The Democrats' conundrum: If you want less income inequality, does that means fewer illegal immigrants?

Mickey Kaus makes a very interesting observation. It will be interesting to see if the Democratic party even tries to square the circle on this issue or just ignores it:

If you're worried about incomes at the bottom, though, one solution leaps out at you. It's a solution that worked, at least in the late 1990s under Bill Clinton, when wages at the low end of the income ladder rose fairly dramatically. The solution is tight labor markets. Get employers bidding for scarce workers and you'll see incomes rise across the board without the need for government aid programs or tax redistribution. A major enemy of tight labor markets at the bottom is also fairly clear: unchecked immigration by undocumented low-skilled workers. It's hard for a day laborer to command $18 an hour in the market if there are illegals hanging out on the corner willing to work for $7. Even experts who claim illlegal immigration is good for Americans overall admit that it's not good for Americans at the bottom.

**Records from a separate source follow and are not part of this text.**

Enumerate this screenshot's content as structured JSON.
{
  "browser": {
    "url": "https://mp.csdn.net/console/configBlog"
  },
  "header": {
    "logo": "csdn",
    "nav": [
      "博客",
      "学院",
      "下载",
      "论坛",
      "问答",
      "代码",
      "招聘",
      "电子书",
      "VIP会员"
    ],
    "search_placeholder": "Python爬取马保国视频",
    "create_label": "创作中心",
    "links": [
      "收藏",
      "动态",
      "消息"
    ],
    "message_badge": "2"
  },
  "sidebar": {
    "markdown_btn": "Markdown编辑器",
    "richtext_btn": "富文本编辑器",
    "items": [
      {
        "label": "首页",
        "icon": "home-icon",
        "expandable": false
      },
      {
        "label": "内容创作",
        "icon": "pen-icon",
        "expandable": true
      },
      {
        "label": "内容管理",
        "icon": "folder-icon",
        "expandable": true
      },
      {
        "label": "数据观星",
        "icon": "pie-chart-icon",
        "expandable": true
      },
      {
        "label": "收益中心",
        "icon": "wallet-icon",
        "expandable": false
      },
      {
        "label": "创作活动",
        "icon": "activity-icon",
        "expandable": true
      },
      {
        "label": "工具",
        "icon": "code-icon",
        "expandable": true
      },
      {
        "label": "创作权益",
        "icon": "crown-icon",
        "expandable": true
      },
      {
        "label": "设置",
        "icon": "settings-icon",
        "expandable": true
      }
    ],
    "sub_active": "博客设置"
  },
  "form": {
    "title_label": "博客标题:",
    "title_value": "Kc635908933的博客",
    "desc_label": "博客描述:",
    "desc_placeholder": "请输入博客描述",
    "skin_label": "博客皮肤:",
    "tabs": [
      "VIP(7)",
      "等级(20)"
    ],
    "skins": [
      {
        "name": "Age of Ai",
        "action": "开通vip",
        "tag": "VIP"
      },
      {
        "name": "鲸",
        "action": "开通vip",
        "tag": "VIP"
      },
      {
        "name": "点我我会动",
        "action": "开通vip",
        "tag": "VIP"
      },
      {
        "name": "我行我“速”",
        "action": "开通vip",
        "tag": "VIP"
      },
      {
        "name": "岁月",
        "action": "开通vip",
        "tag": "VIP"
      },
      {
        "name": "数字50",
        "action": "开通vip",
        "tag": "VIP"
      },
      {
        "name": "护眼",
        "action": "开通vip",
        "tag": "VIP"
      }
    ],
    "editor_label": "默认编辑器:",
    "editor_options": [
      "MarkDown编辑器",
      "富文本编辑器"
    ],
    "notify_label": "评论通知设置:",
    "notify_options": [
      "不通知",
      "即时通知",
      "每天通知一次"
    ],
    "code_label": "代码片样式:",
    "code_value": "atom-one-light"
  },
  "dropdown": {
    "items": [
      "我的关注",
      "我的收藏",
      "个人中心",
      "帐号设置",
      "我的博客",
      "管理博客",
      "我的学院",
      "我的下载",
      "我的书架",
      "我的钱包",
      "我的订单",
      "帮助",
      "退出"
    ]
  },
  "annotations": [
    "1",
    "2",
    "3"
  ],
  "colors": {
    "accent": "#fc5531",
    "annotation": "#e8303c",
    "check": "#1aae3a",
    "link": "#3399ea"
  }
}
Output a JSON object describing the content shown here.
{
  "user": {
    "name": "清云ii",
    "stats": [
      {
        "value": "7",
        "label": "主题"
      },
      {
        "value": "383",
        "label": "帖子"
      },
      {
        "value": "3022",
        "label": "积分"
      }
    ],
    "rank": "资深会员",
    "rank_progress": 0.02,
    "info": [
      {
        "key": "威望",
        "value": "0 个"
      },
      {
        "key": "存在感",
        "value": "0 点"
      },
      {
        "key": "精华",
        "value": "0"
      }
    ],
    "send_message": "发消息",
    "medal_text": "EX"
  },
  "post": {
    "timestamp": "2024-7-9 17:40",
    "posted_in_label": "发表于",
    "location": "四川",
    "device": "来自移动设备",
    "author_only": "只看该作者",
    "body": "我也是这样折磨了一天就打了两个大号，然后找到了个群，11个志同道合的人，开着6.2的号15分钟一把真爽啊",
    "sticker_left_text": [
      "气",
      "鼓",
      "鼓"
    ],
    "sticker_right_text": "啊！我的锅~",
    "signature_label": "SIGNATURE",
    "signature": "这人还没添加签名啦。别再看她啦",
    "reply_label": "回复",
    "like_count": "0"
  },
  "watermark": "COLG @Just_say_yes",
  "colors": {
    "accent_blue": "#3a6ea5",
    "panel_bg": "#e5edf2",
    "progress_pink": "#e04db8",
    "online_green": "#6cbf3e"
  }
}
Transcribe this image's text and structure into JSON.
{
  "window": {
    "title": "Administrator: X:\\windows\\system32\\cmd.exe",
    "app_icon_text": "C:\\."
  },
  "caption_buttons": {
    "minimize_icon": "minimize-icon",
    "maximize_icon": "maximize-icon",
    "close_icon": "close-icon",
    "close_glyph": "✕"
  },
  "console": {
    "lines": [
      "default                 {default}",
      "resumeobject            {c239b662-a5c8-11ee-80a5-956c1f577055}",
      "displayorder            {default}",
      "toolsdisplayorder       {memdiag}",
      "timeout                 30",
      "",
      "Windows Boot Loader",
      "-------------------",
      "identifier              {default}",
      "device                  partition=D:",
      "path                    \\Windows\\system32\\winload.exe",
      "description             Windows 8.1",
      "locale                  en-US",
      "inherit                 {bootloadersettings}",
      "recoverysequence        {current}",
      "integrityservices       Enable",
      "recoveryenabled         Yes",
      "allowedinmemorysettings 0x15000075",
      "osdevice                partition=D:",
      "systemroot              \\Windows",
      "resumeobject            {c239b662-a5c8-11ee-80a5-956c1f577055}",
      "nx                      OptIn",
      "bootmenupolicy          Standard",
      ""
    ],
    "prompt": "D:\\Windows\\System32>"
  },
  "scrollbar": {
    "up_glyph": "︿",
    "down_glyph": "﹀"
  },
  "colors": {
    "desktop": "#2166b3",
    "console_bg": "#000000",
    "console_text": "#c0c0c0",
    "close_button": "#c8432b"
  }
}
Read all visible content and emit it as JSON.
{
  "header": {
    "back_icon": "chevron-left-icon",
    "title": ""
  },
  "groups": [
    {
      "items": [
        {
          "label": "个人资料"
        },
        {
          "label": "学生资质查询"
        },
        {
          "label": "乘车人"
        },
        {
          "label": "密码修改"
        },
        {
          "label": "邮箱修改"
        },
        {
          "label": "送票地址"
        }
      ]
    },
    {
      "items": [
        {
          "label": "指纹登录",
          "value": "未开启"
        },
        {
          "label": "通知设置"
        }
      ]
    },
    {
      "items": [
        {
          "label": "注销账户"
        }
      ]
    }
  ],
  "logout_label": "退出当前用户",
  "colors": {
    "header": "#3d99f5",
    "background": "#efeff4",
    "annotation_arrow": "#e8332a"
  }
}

In other words, it's not good for income equality.

Odd, then that Obama, in his “war on inequality,” hasn't made a big effort to prevent illegal immigration–or at least to prevent illegal immigrration from returning with renewed force should the economy recover. He hasn't, for example, pushed to make it mandatory for employers to use the “E-Verify” system, or some other system, to check the legality of new hires, preferring to hold that reform hostage (sorry!) in order to try and achieve a larger “comprehensive” bill that included a conditional amnesty for the 11 or so million illegals already here. (In Washington, if something's obviously desirable that means it's a bargaining chip.) True, Obama has tried to make a big deal of his administration's deportation numbers, but only as a nose-holding effort to placate the right sufficiently to get a mass legalization bill through. And the deportation numbers themselves are suspect.

Income inequality has become a big issue on the left. And as the job market continues to stagnate, I wonder to what extent the blue collar parts of the Democratic base will put pressure on the party to do something about immigration reform.

Beltway ConfidentialIllegal ImmigrationUnemploymentUS

If you find our journalism valuable and relevant, please consider joining our Examiner membership program.
Find out more at www.sfexaminer.com/join/

Just Posted

Man accused of killing 94-year-old Glen Park resident has troubled past

Neighbors had complained about ‘paranoid and aggressive behavior’

Newsom says rules for reopening California fitness centers coming ‘in a week or so’

By Phil Willon Los Angeles Times Gov. Gavin Newsom on Wednesday said… Continue reading

Fishermen, port struggling to recover from Pier 45 fire

Loss to fishing industry alone could be in the millions

Larry Kramer, ‘Normal Heart’ playwright and AIDS activist, dies at 84

By David Colker Los Angeles Times A frail man stood outside the… Continue reading

Most Read